-------- DATA FOR THE TASK

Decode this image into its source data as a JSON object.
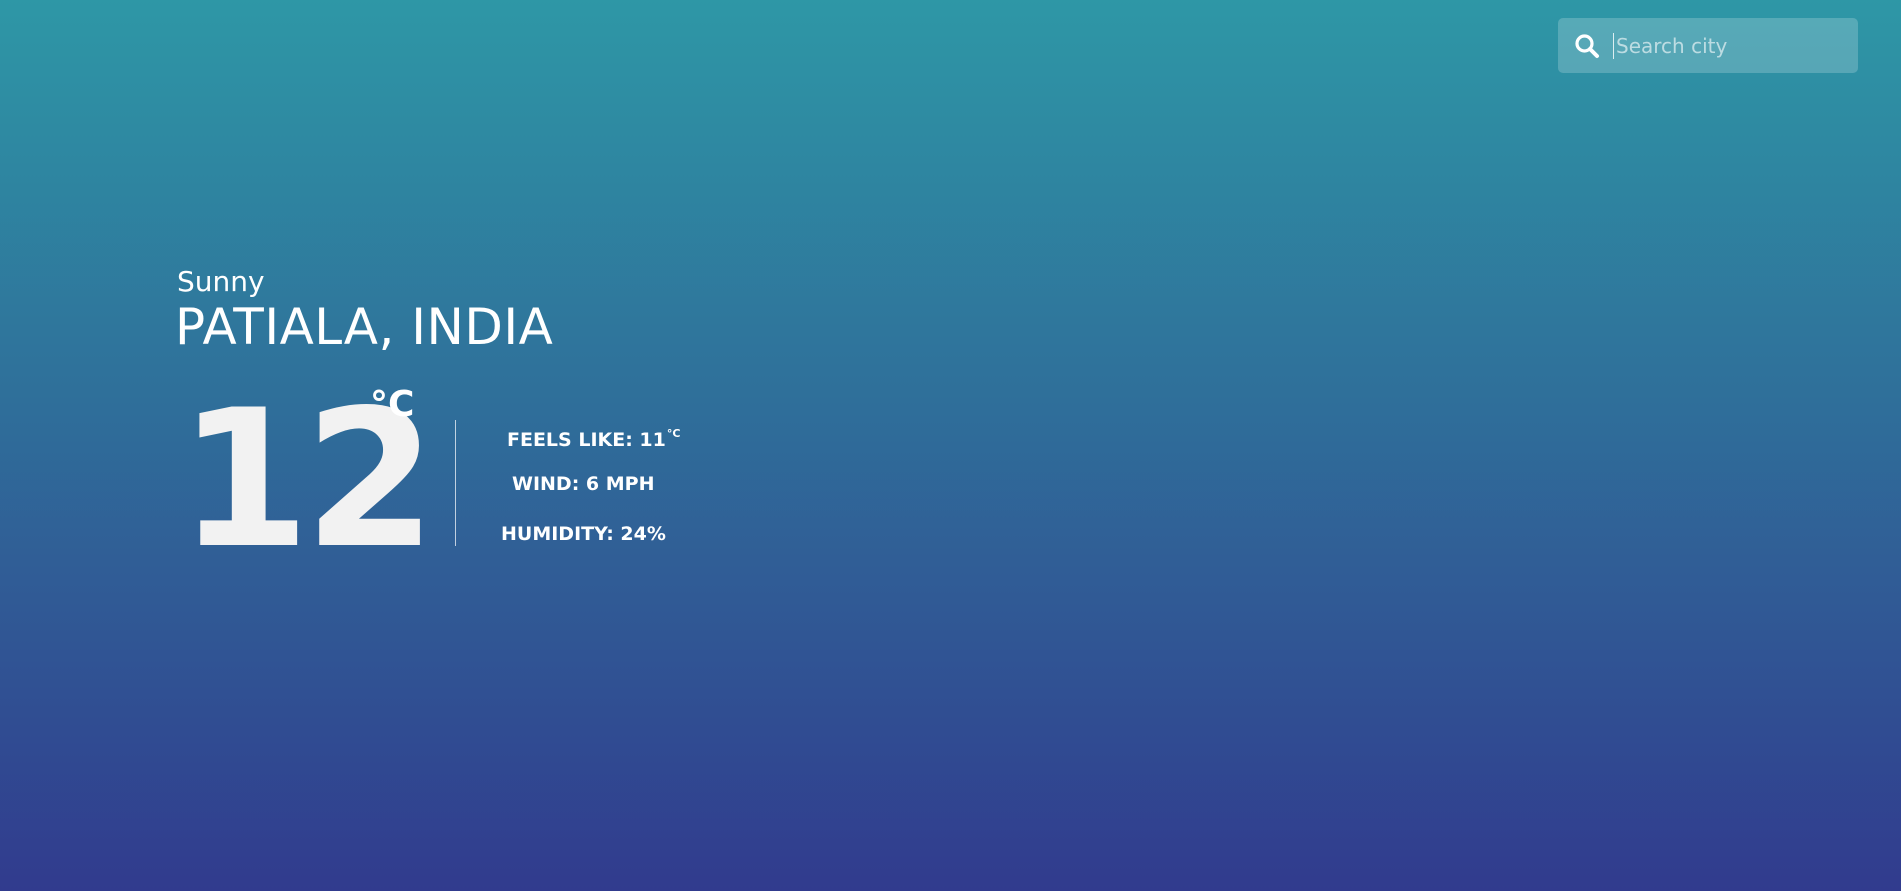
{
  "search": {
    "placeholder": "Search city",
    "value": "",
    "icon": "search-icon"
  },
  "weather": {
    "condition": "Sunny",
    "location": "PATIALA, INDIA",
    "temperature": "12",
    "temperature_unit": "°C",
    "feels_like_label": "FEELS LIKE: 11",
    "feels_like_unit": "°C",
    "wind_label": "WIND: 6 MPH",
    "humidity_label": "HUMIDITY: 24%"
  },
  "colors": {
    "gradient_top": "#2e97a6",
    "gradient_bottom": "#313b8e",
    "text": "#ffffff"
  }
}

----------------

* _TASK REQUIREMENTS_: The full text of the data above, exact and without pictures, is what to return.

* _TASK RESULT_:
Decode this image into its source data as a JSON object.
{
  "search": {
    "placeholder": "Search city",
    "value": "",
    "icon": "search-icon"
  },
  "weather": {
    "condition": "Sunny",
    "location": "PATIALA, INDIA",
    "temperature": "12",
    "temperature_unit": "°C",
    "feels_like_label": "FEELS LIKE: 11",
    "feels_like_unit": "°C",
    "wind_label": "WIND: 6 MPH",
    "humidity_label": "HUMIDITY: 24%"
  },
  "colors": {
    "gradient_top": "#2e97a6",
    "gradient_bottom": "#313b8e",
    "text": "#ffffff"
  }
}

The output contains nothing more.